--- Dataset content ---
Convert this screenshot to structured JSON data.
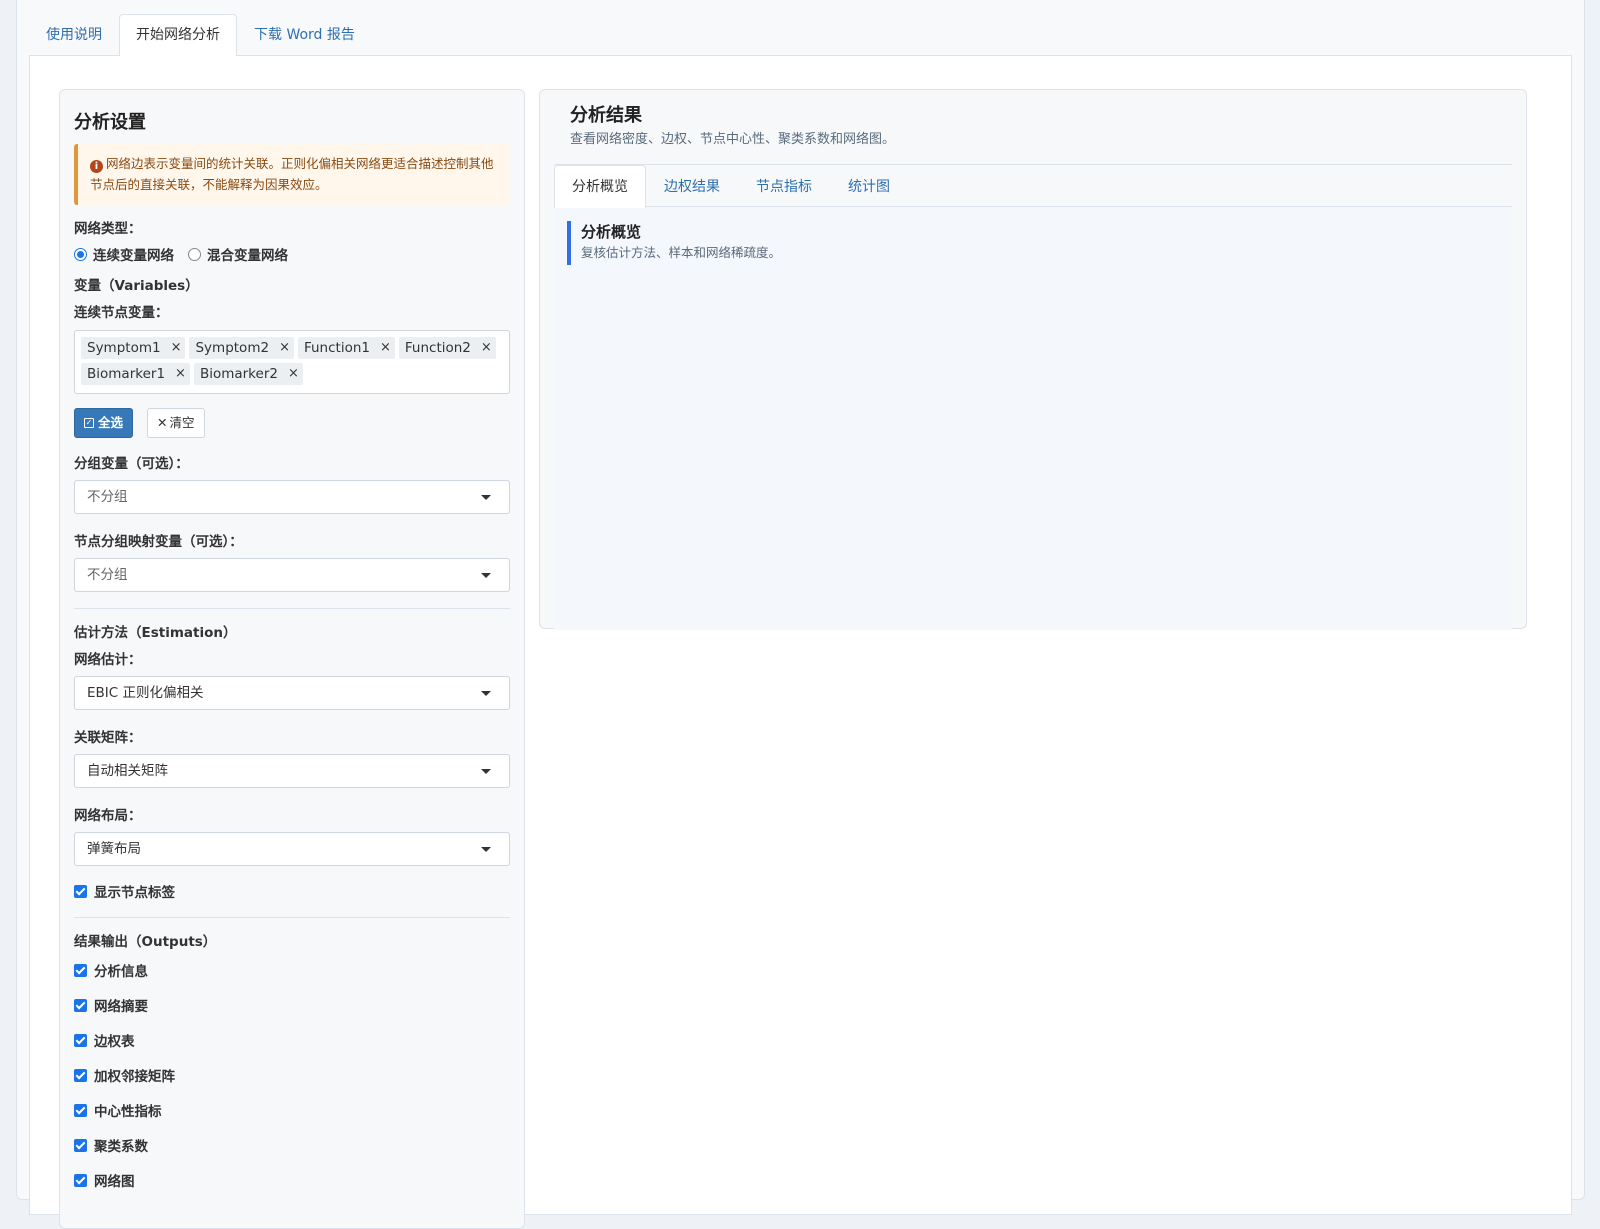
{
  "top_tabs": [
    {
      "label": "使用说明"
    },
    {
      "label": "开始网络分析"
    },
    {
      "label": "下载 Word 报告"
    }
  ],
  "settings": {
    "title": "分析设置",
    "alert": "网络边表示变量间的统计关联。正则化偏相关网络更适合描述控制其他节点后的直接关联，不能解释为因果效应。",
    "network_type_label": "网络类型：",
    "network_type_options": [
      "连续变量网络",
      "混合变量网络"
    ],
    "network_type_selected": "连续变量网络",
    "variables_section": "变量（Variables）",
    "continuous_label": "连续节点变量：",
    "continuous_tags": [
      "Symptom1",
      "Symptom2",
      "Function1",
      "Function2",
      "Biomarker1",
      "Biomarker2"
    ],
    "tag_remove_glyph": "×",
    "select_all": "全选",
    "clear": "清空",
    "clear_glyph": "✕",
    "group_label": "分组变量（可选）：",
    "group_value": "不分组",
    "node_group_label": "节点分组映射变量（可选）：",
    "node_group_value": "不分组",
    "estimation_section": "估计方法（Estimation）",
    "estimation_label": "网络估计：",
    "estimation_value": "EBIC 正则化偏相关",
    "matrix_label": "关联矩阵：",
    "matrix_value": "自动相关矩阵",
    "layout_label": "网络布局：",
    "layout_value": "弹簧布局",
    "show_labels": "显示节点标签",
    "outputs_section": "结果输出（Outputs）",
    "outputs": [
      "分析信息",
      "网络摘要",
      "边权表",
      "加权邻接矩阵",
      "中心性指标",
      "聚类系数",
      "网络图"
    ]
  },
  "results": {
    "title": "分析结果",
    "subtitle": "查看网络密度、边权、节点中心性、聚类系数和网络图。",
    "tabs": [
      {
        "label": "分析概览"
      },
      {
        "label": "边权结果"
      },
      {
        "label": "节点指标"
      },
      {
        "label": "统计图"
      }
    ],
    "overview_title": "分析概览",
    "overview_subtitle": "复核估计方法、样本和网络稀疏度。"
  },
  "colors": {
    "accent": "#1a73e8",
    "primary_button": "#3778b8",
    "link": "#2f6fb0",
    "alert_border": "#e0963b"
  }
}
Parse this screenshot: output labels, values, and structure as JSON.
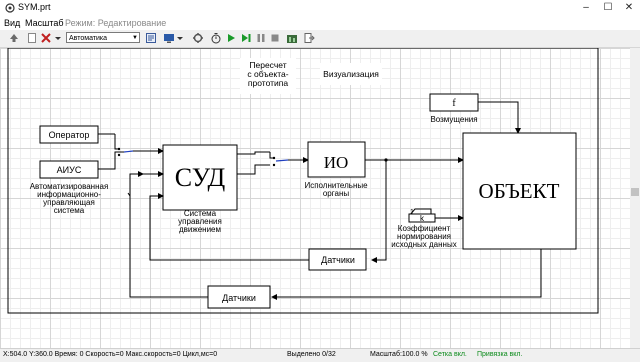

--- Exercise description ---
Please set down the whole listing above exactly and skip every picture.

--- Solution for this task ---
Convert this screenshot to structured JSON data.
{
  "top_tabs": [
    {
      "label": "使用说明"
    },
    {
      "label": "开始网络分析"
    },
    {
      "label": "下载 Word 报告"
    }
  ],
  "settings": {
    "title": "分析设置",
    "alert": "网络边表示变量间的统计关联。正则化偏相关网络更适合描述控制其他节点后的直接关联，不能解释为因果效应。",
    "network_type_label": "网络类型：",
    "network_type_options": [
      "连续变量网络",
      "混合变量网络"
    ],
    "network_type_selected": "连续变量网络",
    "variables_section": "变量（Variables）",
    "continuous_label": "连续节点变量：",
    "continuous_tags": [
      "Symptom1",
      "Symptom2",
      "Function1",
      "Function2",
      "Biomarker1",
      "Biomarker2"
    ],
    "tag_remove_glyph": "×",
    "select_all": "全选",
    "clear": "清空",
    "clear_glyph": "✕",
    "group_label": "分组变量（可选）：",
    "group_value": "不分组",
    "node_group_label": "节点分组映射变量（可选）：",
    "node_group_value": "不分组",
    "estimation_section": "估计方法（Estimation）",
    "estimation_label": "网络估计：",
    "estimation_value": "EBIC 正则化偏相关",
    "matrix_label": "关联矩阵：",
    "matrix_value": "自动相关矩阵",
    "layout_label": "网络布局：",
    "layout_value": "弹簧布局",
    "show_labels": "显示节点标签",
    "outputs_section": "结果输出（Outputs）",
    "outputs": [
      "分析信息",
      "网络摘要",
      "边权表",
      "加权邻接矩阵",
      "中心性指标",
      "聚类系数",
      "网络图"
    ]
  },
  "results": {
    "title": "分析结果",
    "subtitle": "查看网络密度、边权、节点中心性、聚类系数和网络图。",
    "tabs": [
      {
        "label": "分析概览"
      },
      {
        "label": "边权结果"
      },
      {
        "label": "节点指标"
      },
      {
        "label": "统计图"
      }
    ],
    "overview_title": "分析概览",
    "overview_subtitle": "复核估计方法、样本和网络稀疏度。"
  },
  "colors": {
    "accent": "#1a73e8",
    "primary_button": "#3778b8",
    "link": "#2f6fb0",
    "alert_border": "#e0963b"
  }
}
Parse this screenshot: output labels, values, and structure as JSON.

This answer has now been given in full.